(What the task asks) Every line below needs to be returned exactly as written.
[Opening Material provided section]
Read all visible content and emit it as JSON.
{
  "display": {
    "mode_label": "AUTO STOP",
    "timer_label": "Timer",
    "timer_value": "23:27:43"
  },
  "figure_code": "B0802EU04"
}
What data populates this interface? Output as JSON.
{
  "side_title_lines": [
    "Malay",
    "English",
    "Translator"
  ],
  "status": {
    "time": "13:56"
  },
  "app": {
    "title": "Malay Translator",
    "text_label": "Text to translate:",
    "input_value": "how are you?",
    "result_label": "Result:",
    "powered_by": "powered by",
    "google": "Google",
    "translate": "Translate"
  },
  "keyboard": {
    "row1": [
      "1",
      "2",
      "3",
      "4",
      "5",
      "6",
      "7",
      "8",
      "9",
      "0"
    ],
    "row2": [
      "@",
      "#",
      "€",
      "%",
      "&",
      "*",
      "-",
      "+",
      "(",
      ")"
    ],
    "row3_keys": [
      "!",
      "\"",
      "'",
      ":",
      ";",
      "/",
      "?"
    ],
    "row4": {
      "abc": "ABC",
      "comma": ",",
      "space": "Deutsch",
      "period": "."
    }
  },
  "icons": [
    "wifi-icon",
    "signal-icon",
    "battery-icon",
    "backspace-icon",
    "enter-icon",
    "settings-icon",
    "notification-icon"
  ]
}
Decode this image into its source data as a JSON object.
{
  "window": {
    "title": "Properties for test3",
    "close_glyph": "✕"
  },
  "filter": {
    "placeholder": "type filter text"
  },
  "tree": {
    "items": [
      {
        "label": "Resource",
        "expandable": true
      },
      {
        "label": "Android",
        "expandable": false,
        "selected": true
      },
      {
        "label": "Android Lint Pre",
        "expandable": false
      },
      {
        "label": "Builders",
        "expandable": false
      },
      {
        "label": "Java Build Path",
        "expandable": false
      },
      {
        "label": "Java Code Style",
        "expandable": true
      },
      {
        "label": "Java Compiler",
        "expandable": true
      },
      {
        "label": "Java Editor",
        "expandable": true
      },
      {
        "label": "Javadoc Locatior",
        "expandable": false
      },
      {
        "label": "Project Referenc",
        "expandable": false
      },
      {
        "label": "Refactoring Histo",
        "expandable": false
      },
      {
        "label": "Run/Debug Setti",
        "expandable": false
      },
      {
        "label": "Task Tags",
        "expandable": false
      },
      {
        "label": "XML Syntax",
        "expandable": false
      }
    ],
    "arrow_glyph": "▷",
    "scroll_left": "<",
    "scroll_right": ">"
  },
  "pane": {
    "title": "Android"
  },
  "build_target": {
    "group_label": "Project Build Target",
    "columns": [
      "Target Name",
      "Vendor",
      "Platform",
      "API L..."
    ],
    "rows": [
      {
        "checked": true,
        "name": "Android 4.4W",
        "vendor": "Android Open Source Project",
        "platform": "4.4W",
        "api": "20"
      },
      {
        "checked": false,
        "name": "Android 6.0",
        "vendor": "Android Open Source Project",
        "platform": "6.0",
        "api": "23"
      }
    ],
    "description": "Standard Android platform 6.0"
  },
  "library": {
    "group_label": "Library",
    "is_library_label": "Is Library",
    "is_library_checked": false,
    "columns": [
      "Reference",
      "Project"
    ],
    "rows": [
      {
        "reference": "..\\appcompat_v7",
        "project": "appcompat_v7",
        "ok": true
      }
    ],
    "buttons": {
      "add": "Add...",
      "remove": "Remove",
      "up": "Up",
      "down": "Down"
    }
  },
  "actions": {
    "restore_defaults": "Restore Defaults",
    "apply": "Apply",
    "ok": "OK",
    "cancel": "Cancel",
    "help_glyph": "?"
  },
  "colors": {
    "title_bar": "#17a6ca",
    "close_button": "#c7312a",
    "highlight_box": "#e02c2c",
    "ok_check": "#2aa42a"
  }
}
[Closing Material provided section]
(Solution for this problem)
Read all visible content and emit it as JSON.
{
  "display": {
    "mode_label": "AUTO STOP",
    "timer_label": "Timer",
    "timer_value": "23:27:43"
  },
  "figure_code": "B0802EU04"
}
What data populates this interface? Output as JSON.
{
  "side_title_lines": [
    "Malay",
    "English",
    "Translator"
  ],
  "status": {
    "time": "13:56"
  },
  "app": {
    "title": "Malay Translator",
    "text_label": "Text to translate:",
    "input_value": "how are you?",
    "result_label": "Result:",
    "powered_by": "powered by",
    "google": "Google",
    "translate": "Translate"
  },
  "keyboard": {
    "row1": [
      "1",
      "2",
      "3",
      "4",
      "5",
      "6",
      "7",
      "8",
      "9",
      "0"
    ],
    "row2": [
      "@",
      "#",
      "€",
      "%",
      "&",
      "*",
      "-",
      "+",
      "(",
      ")"
    ],
    "row3_keys": [
      "!",
      "\"",
      "'",
      ":",
      ";",
      "/",
      "?"
    ],
    "row4": {
      "abc": "ABC",
      "comma": ",",
      "space": "Deutsch",
      "period": "."
    }
  },
  "icons": [
    "wifi-icon",
    "signal-icon",
    "battery-icon",
    "backspace-icon",
    "enter-icon",
    "settings-icon",
    "notification-icon"
  ]
}
Decode this image into its source data as a JSON object.
{
  "window": {
    "title": "Properties for test3",
    "close_glyph": "✕"
  },
  "filter": {
    "placeholder": "type filter text"
  },
  "tree": {
    "items": [
      {
        "label": "Resource",
        "expandable": true
      },
      {
        "label": "Android",
        "expandable": false,
        "selected": true
      },
      {
        "label": "Android Lint Pre",
        "expandable": false
      },
      {
        "label": "Builders",
        "expandable": false
      },
      {
        "label": "Java Build Path",
        "expandable": false
      },
      {
        "label": "Java Code Style",
        "expandable": true
      },
      {
        "label": "Java Compiler",
        "expandable": true
      },
      {
        "label": "Java Editor",
        "expandable": true
      },
      {
        "label": "Javadoc Locatior",
        "expandable": false
      },
      {
        "label": "Project Referenc",
        "expandable": false
      },
      {
        "label": "Refactoring Histo",
        "expandable": false
      },
      {
        "label": "Run/Debug Setti",
        "expandable": false
      },
      {
        "label": "Task Tags",
        "expandable": false
      },
      {
        "label": "XML Syntax",
        "expandable": false
      }
    ],
    "arrow_glyph": "▷",
    "scroll_left": "<",
    "scroll_right": ">"
  },
  "pane": {
    "title": "Android"
  },
  "build_target": {
    "group_label": "Project Build Target",
    "columns": [
      "Target Name",
      "Vendor",
      "Platform",
      "API L..."
    ],
    "rows": [
      {
        "checked": true,
        "name": "Android 4.4W",
        "vendor": "Android Open Source Project",
        "platform": "4.4W",
        "api": "20"
      },
      {
        "checked": false,
        "name": "Android 6.0",
        "vendor": "Android Open Source Project",
        "platform": "6.0",
        "api": "23"
      }
    ],
    "description": "Standard Android platform 6.0"
  },
  "library": {
    "group_label": "Library",
    "is_library_label": "Is Library",
    "is_library_checked": false,
    "columns": [
      "Reference",
      "Project"
    ],
    "rows": [
      {
        "reference": "..\\appcompat_v7",
        "project": "appcompat_v7",
        "ok": true
      }
    ],
    "buttons": {
      "add": "Add...",
      "remove": "Remove",
      "up": "Up",
      "down": "Down"
    }
  },
  "actions": {
    "restore_defaults": "Restore Defaults",
    "apply": "Apply",
    "ok": "OK",
    "cancel": "Cancel",
    "help_glyph": "?"
  },
  "colors": {
    "title_bar": "#17a6ca",
    "close_button": "#c7312a",
    "highlight_box": "#e02c2c",
    "ok_check": "#2aa42a"
  }
}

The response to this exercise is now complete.